Dr. Lina Benete, an Education Policy Specialist at UNESCO Asia and Pacific Regional Bureau for Education (UNESCO Bankok), delivered a lecture on “Education Finance and Administration in ASEAN+3” to more...
From August 2016 to August 2017, I participated in the Campus Asia dual degree program at Graduate School of International Studies (GSIS) in Korea University. During the whole year of studying in Korea University, I have obtained much more than I expected. I learned a lot from the classes and other academic activities. Meanwhile, I gained lots of wonderful experiences through communications with different people coming from different cultures. In the following parts, I would like to share some of my experiences and feelings in Korea University.
Study at GSIS, Korea University
For students from Campus Asia dual degree program, GSIS in Korea University offers a variety of programs in the fields of International Studies. International Studies is further subdivided into International Commerce, International Development & Cooperation, International Peace & Security, and Area Studies. I chose International Peace & Security as my main track. Then, I took relative courses in accordance with my track. Even though there are four tracks for the international studies, and we exchange students can choose anyone we are interested in, there are some core mandatory courses that all students have to take. Compared to the elective courses, these mandatory courses often have mid-exams and final exams, rather than writing papers and reports. Therefore, students have to spend much time to review and prepare the exams. Regarding to the on-class study, professors and teachers in KUGSIS prefer students to discuss and expound their own views. And presentations, as important assessment criteria, are also often required in each class. At the beginning, I was not used to such kind of teaching method. But after several weeks’ practice, I could catch the points and became more confident. I was not that afraid of talking and discussing with other students, especially those who come from English-speaking countries.
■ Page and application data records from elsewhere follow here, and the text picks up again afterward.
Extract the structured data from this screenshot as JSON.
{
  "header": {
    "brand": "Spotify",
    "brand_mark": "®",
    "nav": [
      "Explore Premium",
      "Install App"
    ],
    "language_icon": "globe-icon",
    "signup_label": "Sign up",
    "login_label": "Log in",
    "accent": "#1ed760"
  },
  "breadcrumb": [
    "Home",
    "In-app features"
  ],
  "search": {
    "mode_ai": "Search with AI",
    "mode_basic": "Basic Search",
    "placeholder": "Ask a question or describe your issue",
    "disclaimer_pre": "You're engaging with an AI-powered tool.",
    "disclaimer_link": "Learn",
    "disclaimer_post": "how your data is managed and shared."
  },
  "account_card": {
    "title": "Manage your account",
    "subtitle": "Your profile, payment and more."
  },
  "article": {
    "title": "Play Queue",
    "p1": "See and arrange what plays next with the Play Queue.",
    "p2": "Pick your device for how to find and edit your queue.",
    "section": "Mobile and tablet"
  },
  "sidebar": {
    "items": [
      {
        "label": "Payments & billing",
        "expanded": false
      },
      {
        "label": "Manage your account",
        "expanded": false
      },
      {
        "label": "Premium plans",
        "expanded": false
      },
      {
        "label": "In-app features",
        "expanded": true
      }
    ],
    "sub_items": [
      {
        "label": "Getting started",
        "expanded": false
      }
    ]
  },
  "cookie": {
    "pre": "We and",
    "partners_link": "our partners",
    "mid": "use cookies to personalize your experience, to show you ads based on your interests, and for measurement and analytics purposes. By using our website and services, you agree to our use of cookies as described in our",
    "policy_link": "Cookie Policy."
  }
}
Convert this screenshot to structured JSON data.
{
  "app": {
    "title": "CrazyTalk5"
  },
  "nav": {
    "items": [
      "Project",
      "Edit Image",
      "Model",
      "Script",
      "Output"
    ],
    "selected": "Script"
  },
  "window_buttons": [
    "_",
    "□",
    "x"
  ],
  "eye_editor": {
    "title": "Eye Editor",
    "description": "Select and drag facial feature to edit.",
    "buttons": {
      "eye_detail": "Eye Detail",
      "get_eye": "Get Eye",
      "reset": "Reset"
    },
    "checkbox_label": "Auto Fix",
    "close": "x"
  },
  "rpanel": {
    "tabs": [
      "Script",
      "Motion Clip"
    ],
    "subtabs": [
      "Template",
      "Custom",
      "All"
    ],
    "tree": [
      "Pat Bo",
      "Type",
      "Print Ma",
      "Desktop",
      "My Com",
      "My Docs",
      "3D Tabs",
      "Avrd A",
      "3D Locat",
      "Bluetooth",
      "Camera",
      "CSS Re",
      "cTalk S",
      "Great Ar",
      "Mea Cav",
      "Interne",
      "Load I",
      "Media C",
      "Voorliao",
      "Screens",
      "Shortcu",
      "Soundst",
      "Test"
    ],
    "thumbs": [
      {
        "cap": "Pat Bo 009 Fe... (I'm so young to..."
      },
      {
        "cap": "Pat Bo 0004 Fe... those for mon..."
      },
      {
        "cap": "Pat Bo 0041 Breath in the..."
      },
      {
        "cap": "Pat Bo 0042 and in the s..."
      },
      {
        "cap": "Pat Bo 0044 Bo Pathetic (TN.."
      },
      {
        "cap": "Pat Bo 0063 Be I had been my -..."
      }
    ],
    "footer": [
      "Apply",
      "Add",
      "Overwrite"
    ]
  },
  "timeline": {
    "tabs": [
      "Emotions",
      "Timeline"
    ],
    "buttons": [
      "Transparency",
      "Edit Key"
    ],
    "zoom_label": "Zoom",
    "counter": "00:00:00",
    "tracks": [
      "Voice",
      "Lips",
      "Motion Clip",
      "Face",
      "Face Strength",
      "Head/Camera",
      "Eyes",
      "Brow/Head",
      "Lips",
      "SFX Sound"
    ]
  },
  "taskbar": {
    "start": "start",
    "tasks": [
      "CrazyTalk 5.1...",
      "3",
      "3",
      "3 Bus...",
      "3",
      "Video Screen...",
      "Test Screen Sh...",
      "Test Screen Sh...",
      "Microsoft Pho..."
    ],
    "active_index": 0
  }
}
My communication skills were also improved a lot with such kind of discussions and presentations.
Life in Korea University
First of all, I highly appreciate and recommend the summer school, which is one consisting part of the whole Campus Asia program. In order to adjust to the new environment as soon as possible, I applied this program to learn some Korean and experience some traditional and original Korean culture. During the three weeks, I studied Korean language for several hours from Monday to Friday and in the weekends we went out of the campus and experienced Korean Cultures, such as travel, Tae Kwon Do and Korean food cooking.
Besides participating summer school program, we fortunately had opportunities to go to Jeju island for our filed research. Jeju is quite different with the mainland cities in South Korea. The air is fresher, purer; weather is warmer, and even food, is much more delicious. we picked up tangerines, visited Gangjeong village and the Jeju 4.3 Peace Park in Jeju. Among these field activities, the Gangjeong village and 4.3 Peace Park impressed me a lot. I personally believed that the desire for peace and better life of Gangjeong people are reasonable and their willingness should be recognized and concerned by more and more people. And for the 4.3 massacred, I was shocked and realized deeply that conflicts should be settled, and the world’s peace and security need us to protect. As a whole, thanks to this field trip, the image of Jeju island in my head became much more full and over-rounded.
Finally, with respect to the experience of Korean culture, what impressed me most is the Korea-Yonsei rivalry, which is the college rivalry between two universities located in Seoul, South Korea: Yonsei University and Korea University. Rather than defining it as a game or rivalry, it would be better to call it as a carnival. Students from both universities had lots of fun from the games and cheers. During the game days, students from KU and Yonsei wear the red and blue t-shirts to root for their own teams. The venues where they match become the ocean of red and blue. And for me, the most interesting thing is Korea’s cheer-culture. Those cheerleaders composed various songs and dances to cheer for their own teams without stop. And all audience will dance and sing following cheering leaders. After the games, students continued the carnival until to the second day, and their enthusiasm imbued everyone and everywhere.
As a conclusion, I do thank Campus Asia program for giving me such a great opportunity to continue my study in Korea University. For the whole year in Korea University, what I have learned is not only the academic study on risk management, but a better understanding between different nations and cultures, especially between China, Japan and Korea. And also I do appreciate that Professor Ogawa encouraged me to apply the Campus Asia dual degree program. Without Ogawa sensei’s kind guidance, I could not obtain such a good opportunity to improve my academic and social ability, and gain another master degree in Korea University.
Authored by Yanlin MAN